[Interface dataset entries]
· · · · · · ·

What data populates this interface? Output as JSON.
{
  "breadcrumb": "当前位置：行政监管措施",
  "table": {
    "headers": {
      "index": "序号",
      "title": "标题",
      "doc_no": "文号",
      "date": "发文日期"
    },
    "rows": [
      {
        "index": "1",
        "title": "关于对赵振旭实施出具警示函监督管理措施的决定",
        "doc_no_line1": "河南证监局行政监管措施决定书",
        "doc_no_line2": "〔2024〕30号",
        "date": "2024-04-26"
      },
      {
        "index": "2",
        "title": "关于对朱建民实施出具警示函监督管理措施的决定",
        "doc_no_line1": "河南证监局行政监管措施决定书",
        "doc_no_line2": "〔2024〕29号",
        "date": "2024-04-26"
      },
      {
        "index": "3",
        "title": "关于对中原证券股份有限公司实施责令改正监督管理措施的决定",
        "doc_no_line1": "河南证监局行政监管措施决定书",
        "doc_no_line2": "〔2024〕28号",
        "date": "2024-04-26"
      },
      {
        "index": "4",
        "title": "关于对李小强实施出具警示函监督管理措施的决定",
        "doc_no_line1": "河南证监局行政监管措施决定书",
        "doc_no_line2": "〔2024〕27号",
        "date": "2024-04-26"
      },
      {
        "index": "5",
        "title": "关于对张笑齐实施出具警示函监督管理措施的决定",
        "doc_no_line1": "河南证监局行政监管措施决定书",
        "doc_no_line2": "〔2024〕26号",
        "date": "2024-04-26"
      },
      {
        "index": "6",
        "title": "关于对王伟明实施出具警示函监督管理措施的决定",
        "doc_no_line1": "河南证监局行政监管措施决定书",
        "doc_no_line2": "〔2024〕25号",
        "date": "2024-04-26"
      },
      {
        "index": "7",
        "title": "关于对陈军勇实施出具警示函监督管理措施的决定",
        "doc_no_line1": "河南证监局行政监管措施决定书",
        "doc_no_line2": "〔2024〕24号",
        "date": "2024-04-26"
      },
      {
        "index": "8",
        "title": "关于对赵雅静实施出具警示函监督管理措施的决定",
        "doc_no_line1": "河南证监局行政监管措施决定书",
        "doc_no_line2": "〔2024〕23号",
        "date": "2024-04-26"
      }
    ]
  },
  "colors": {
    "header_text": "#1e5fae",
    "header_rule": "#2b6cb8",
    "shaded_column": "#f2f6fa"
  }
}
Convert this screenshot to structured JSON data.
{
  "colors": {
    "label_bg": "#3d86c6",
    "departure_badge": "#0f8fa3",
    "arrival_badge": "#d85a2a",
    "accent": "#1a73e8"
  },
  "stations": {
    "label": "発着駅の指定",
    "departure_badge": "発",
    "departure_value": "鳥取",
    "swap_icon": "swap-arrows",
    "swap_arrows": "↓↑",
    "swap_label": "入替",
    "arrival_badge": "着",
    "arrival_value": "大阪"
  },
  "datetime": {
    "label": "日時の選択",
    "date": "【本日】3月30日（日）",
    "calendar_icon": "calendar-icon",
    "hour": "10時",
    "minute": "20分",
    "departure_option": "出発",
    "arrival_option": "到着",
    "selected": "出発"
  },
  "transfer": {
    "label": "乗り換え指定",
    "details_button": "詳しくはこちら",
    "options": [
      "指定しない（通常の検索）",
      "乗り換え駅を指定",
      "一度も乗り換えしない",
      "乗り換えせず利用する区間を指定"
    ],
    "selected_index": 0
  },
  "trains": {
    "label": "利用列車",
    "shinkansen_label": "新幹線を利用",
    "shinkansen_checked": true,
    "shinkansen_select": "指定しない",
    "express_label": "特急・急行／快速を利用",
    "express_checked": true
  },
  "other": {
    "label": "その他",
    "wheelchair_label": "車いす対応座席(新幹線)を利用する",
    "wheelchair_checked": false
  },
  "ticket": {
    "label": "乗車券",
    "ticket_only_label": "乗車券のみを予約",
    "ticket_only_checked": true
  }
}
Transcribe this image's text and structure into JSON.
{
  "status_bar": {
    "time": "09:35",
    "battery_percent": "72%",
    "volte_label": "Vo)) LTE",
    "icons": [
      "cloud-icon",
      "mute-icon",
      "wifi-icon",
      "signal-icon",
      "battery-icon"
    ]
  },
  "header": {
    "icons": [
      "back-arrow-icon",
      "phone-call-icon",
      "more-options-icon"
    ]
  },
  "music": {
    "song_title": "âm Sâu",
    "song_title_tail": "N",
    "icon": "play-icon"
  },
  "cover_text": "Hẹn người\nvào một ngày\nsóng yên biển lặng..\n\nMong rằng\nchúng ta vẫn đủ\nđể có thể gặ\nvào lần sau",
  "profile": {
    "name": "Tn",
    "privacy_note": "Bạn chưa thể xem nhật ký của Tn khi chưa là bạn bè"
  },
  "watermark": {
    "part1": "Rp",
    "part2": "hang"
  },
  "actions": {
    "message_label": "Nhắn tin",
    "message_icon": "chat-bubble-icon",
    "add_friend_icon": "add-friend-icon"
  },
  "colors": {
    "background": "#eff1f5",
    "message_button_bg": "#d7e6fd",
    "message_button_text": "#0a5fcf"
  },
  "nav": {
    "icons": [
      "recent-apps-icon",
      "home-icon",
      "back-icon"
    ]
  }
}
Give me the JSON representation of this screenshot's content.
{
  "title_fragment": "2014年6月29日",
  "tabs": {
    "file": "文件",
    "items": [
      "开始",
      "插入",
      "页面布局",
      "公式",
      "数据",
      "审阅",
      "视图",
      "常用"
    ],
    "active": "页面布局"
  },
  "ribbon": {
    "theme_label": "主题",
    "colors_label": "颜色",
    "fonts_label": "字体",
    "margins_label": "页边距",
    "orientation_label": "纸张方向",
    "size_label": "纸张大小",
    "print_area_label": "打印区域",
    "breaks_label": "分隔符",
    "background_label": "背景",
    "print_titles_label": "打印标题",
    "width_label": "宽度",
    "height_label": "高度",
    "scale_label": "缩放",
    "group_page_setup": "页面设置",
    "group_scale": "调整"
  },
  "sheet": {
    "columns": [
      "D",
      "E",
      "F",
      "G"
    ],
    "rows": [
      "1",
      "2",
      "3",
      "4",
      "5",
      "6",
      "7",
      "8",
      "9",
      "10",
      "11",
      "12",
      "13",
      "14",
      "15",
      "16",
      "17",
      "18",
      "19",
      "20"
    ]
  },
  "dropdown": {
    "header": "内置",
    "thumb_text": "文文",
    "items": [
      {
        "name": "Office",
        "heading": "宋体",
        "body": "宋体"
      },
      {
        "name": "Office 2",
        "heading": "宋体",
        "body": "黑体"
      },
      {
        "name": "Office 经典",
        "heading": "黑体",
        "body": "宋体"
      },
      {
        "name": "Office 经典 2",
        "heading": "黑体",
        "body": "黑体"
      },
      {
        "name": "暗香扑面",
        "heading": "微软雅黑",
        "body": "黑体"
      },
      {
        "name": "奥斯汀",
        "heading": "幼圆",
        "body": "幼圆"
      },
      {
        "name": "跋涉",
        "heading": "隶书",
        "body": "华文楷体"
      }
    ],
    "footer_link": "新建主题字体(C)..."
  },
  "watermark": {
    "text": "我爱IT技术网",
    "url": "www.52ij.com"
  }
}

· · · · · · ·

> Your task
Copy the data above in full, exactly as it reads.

> Written reply
What data populates this interface? Output as JSON.
{
  "breadcrumb": "当前位置：行政监管措施",
  "table": {
    "headers": {
      "index": "序号",
      "title": "标题",
      "doc_no": "文号",
      "date": "发文日期"
    },
    "rows": [
      {
        "index": "1",
        "title": "关于对赵振旭实施出具警示函监督管理措施的决定",
        "doc_no_line1": "河南证监局行政监管措施决定书",
        "doc_no_line2": "〔2024〕30号",
        "date": "2024-04-26"
      },
      {
        "index": "2",
        "title": "关于对朱建民实施出具警示函监督管理措施的决定",
        "doc_no_line1": "河南证监局行政监管措施决定书",
        "doc_no_line2": "〔2024〕29号",
        "date": "2024-04-26"
      },
      {
        "index": "3",
        "title": "关于对中原证券股份有限公司实施责令改正监督管理措施的决定",
        "doc_no_line1": "河南证监局行政监管措施决定书",
        "doc_no_line2": "〔2024〕28号",
        "date": "2024-04-26"
      },
      {
        "index": "4",
        "title": "关于对李小强实施出具警示函监督管理措施的决定",
        "doc_no_line1": "河南证监局行政监管措施决定书",
        "doc_no_line2": "〔2024〕27号",
        "date": "2024-04-26"
      },
      {
        "index": "5",
        "title": "关于对张笑齐实施出具警示函监督管理措施的决定",
        "doc_no_line1": "河南证监局行政监管措施决定书",
        "doc_no_line2": "〔2024〕26号",
        "date": "2024-04-26"
      },
      {
        "index": "6",
        "title": "关于对王伟明实施出具警示函监督管理措施的决定",
        "doc_no_line1": "河南证监局行政监管措施决定书",
        "doc_no_line2": "〔2024〕25号",
        "date": "2024-04-26"
      },
      {
        "index": "7",
        "title": "关于对陈军勇实施出具警示函监督管理措施的决定",
        "doc_no_line1": "河南证监局行政监管措施决定书",
        "doc_no_line2": "〔2024〕24号",
        "date": "2024-04-26"
      },
      {
        "index": "8",
        "title": "关于对赵雅静实施出具警示函监督管理措施的决定",
        "doc_no_line1": "河南证监局行政监管措施决定书",
        "doc_no_line2": "〔2024〕23号",
        "date": "2024-04-26"
      }
    ]
  },
  "colors": {
    "header_text": "#1e5fae",
    "header_rule": "#2b6cb8",
    "shaded_column": "#f2f6fa"
  }
}
Convert this screenshot to structured JSON data.
{
  "colors": {
    "label_bg": "#3d86c6",
    "departure_badge": "#0f8fa3",
    "arrival_badge": "#d85a2a",
    "accent": "#1a73e8"
  },
  "stations": {
    "label": "発着駅の指定",
    "departure_badge": "発",
    "departure_value": "鳥取",
    "swap_icon": "swap-arrows",
    "swap_arrows": "↓↑",
    "swap_label": "入替",
    "arrival_badge": "着",
    "arrival_value": "大阪"
  },
  "datetime": {
    "label": "日時の選択",
    "date": "【本日】3月30日（日）",
    "calendar_icon": "calendar-icon",
    "hour": "10時",
    "minute": "20分",
    "departure_option": "出発",
    "arrival_option": "到着",
    "selected": "出発"
  },
  "transfer": {
    "label": "乗り換え指定",
    "details_button": "詳しくはこちら",
    "options": [
      "指定しない（通常の検索）",
      "乗り換え駅を指定",
      "一度も乗り換えしない",
      "乗り換えせず利用する区間を指定"
    ],
    "selected_index": 0
  },
  "trains": {
    "label": "利用列車",
    "shinkansen_label": "新幹線を利用",
    "shinkansen_checked": true,
    "shinkansen_select": "指定しない",
    "express_label": "特急・急行／快速を利用",
    "express_checked": true
  },
  "other": {
    "label": "その他",
    "wheelchair_label": "車いす対応座席(新幹線)を利用する",
    "wheelchair_checked": false
  },
  "ticket": {
    "label": "乗車券",
    "ticket_only_label": "乗車券のみを予約",
    "ticket_only_checked": true
  }
}
Transcribe this image's text and structure into JSON.
{
  "status_bar": {
    "time": "09:35",
    "battery_percent": "72%",
    "volte_label": "Vo)) LTE",
    "icons": [
      "cloud-icon",
      "mute-icon",
      "wifi-icon",
      "signal-icon",
      "battery-icon"
    ]
  },
  "header": {
    "icons": [
      "back-arrow-icon",
      "phone-call-icon",
      "more-options-icon"
    ]
  },
  "music": {
    "song_title": "âm Sâu",
    "song_title_tail": "N",
    "icon": "play-icon"
  },
  "cover_text": "Hẹn người\nvào một ngày\nsóng yên biển lặng..\n\nMong rằng\nchúng ta vẫn đủ\nđể có thể gặ\nvào lần sau",
  "profile": {
    "name": "Tn",
    "privacy_note": "Bạn chưa thể xem nhật ký của Tn khi chưa là bạn bè"
  },
  "watermark": {
    "part1": "Rp",
    "part2": "hang"
  },
  "actions": {
    "message_label": "Nhắn tin",
    "message_icon": "chat-bubble-icon",
    "add_friend_icon": "add-friend-icon"
  },
  "colors": {
    "background": "#eff1f5",
    "message_button_bg": "#d7e6fd",
    "message_button_text": "#0a5fcf"
  },
  "nav": {
    "icons": [
      "recent-apps-icon",
      "home-icon",
      "back-icon"
    ]
  }
}
Give me the JSON representation of this screenshot's content.
{
  "title_fragment": "2014年6月29日",
  "tabs": {
    "file": "文件",
    "items": [
      "开始",
      "插入",
      "页面布局",
      "公式",
      "数据",
      "审阅",
      "视图",
      "常用"
    ],
    "active": "页面布局"
  },
  "ribbon": {
    "theme_label": "主题",
    "colors_label": "颜色",
    "fonts_label": "字体",
    "margins_label": "页边距",
    "orientation_label": "纸张方向",
    "size_label": "纸张大小",
    "print_area_label": "打印区域",
    "breaks_label": "分隔符",
    "background_label": "背景",
    "print_titles_label": "打印标题",
    "width_label": "宽度",
    "height_label": "高度",
    "scale_label": "缩放",
    "group_page_setup": "页面设置",
    "group_scale": "调整"
  },
  "sheet": {
    "columns": [
      "D",
      "E",
      "F",
      "G"
    ],
    "rows": [
      "1",
      "2",
      "3",
      "4",
      "5",
      "6",
      "7",
      "8",
      "9",
      "10",
      "11",
      "12",
      "13",
      "14",
      "15",
      "16",
      "17",
      "18",
      "19",
      "20"
    ]
  },
  "dropdown": {
    "header": "内置",
    "thumb_text": "文文",
    "items": [
      {
        "name": "Office",
        "heading": "宋体",
        "body": "宋体"
      },
      {
        "name": "Office 2",
        "heading": "宋体",
        "body": "黑体"
      },
      {
        "name": "Office 经典",
        "heading": "黑体",
        "body": "宋体"
      },
      {
        "name": "Office 经典 2",
        "heading": "黑体",
        "body": "黑体"
      },
      {
        "name": "暗香扑面",
        "heading": "微软雅黑",
        "body": "黑体"
      },
      {
        "name": "奥斯汀",
        "heading": "幼圆",
        "body": "幼圆"
      },
      {
        "name": "跋涉",
        "heading": "隶书",
        "body": "华文楷体"
      }
    ],
    "footer_link": "新建主题字体(C)..."
  },
  "watermark": {
    "text": "我爱IT技术网",
    "url": "www.52ij.com"
  }
}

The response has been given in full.